* _Work to complete_: Where does the word "JSON" show up in the data? Please find each such line and copy it.

[Items from an interface collection]
◇ ◇ ◇ ◇ ◇

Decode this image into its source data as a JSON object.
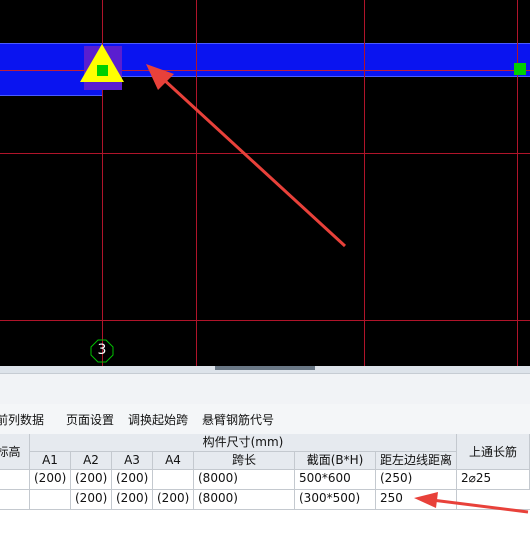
{
  "canvas": {
    "axis_label": "3"
  },
  "toolbar": {
    "buttons": [
      "前列数据",
      "页面设置",
      "调换起始跨",
      "悬臂钢筋代号"
    ]
  },
  "table": {
    "header": {
      "elev": "标高",
      "group": "构件尺寸(mm)",
      "cols": [
        "A1",
        "A2",
        "A3",
        "A4",
        "跨长",
        "截面(B*H)",
        "距左边线距离"
      ],
      "top_rebar": "上通长筋"
    },
    "rows": [
      {
        "a1": "(200)",
        "a2": "(200)",
        "a3": "(200)",
        "a4": "",
        "span": "(8000)",
        "section": "500*600",
        "dist": "(250)",
        "top_rebar": "2⌀25"
      },
      {
        "a1": "",
        "a2": "(200)",
        "a3": "(200)",
        "a4": "(200)",
        "span": "(8000)",
        "section": "(300*500)",
        "dist": "250",
        "top_rebar": ""
      }
    ]
  },
  "colors": {
    "beam": "#0a14f0",
    "axis": "#b0142a",
    "marker": "#ffff00",
    "annotation_arrow": "#e8413a"
  }
}
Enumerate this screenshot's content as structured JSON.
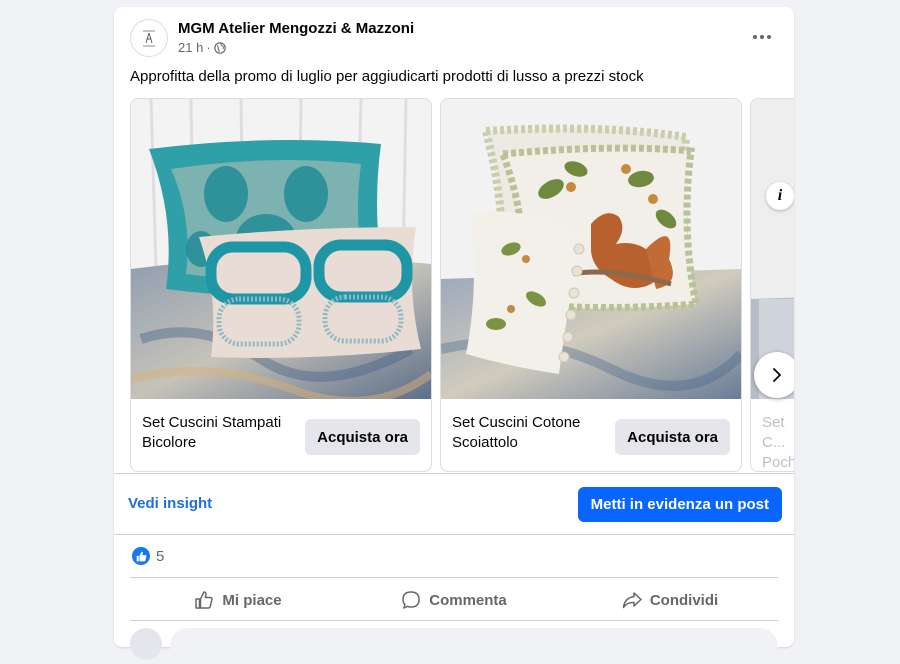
{
  "post": {
    "page_name": "MGM Atelier Mengozzi & Mazzoni",
    "time": "21 h",
    "text": "Approfitta della promo di luglio per aggiudicarti prodotti di lusso a prezzi stock"
  },
  "carousel": {
    "items": [
      {
        "title": "Set Cuscini Stampati Bicolore",
        "cta": "Acquista ora"
      },
      {
        "title": "Set Cuscini Cotone Scoiattolo",
        "cta": "Acquista ora"
      },
      {
        "title": "Set C... Poch..."
      }
    ],
    "info_glyph": "i"
  },
  "insights": {
    "link": "Vedi insight",
    "boost": "Metti in evidenza un post"
  },
  "reactions": {
    "count": "5"
  },
  "actions": {
    "like": "Mi piace",
    "comment": "Commenta",
    "share": "Condividi"
  },
  "colors": {
    "accent": "#0866ff",
    "link": "#216fdb",
    "like": "#1877f2"
  },
  "icons": [
    "globe-icon",
    "more-icon",
    "info-icon",
    "chevron-right-icon",
    "like-icon",
    "comment-icon",
    "share-icon"
  ]
}
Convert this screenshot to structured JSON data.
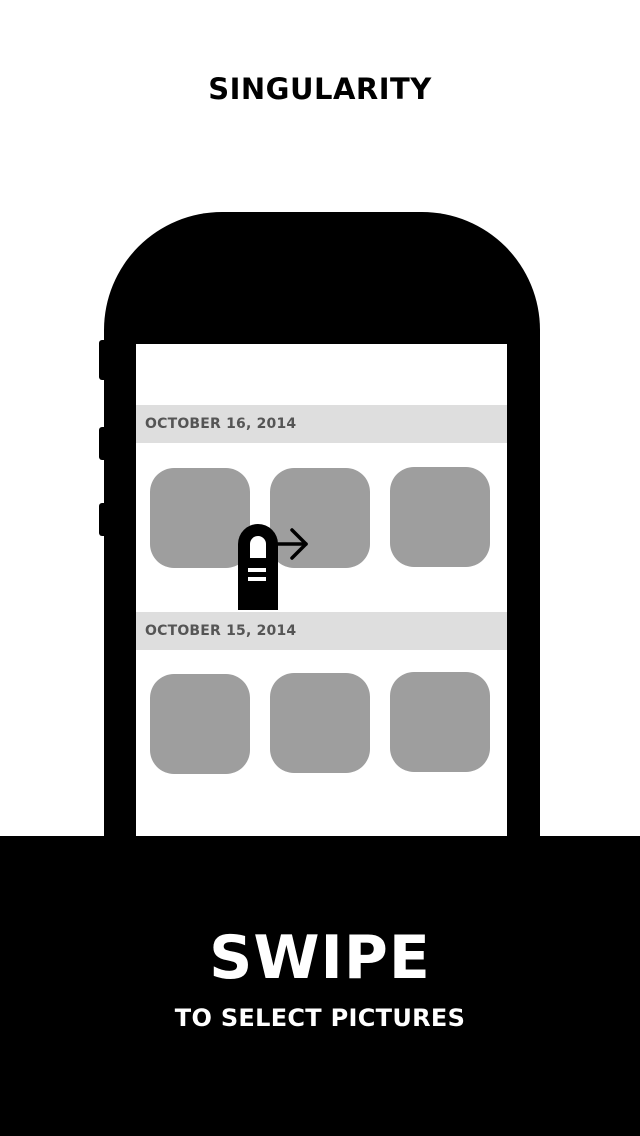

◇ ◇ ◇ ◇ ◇

* _Written response_:
Decode this image into its source data as a JSON object.
Enumerate this screenshot's content as structured JSON.
Convert this screenshot to structured JSON data.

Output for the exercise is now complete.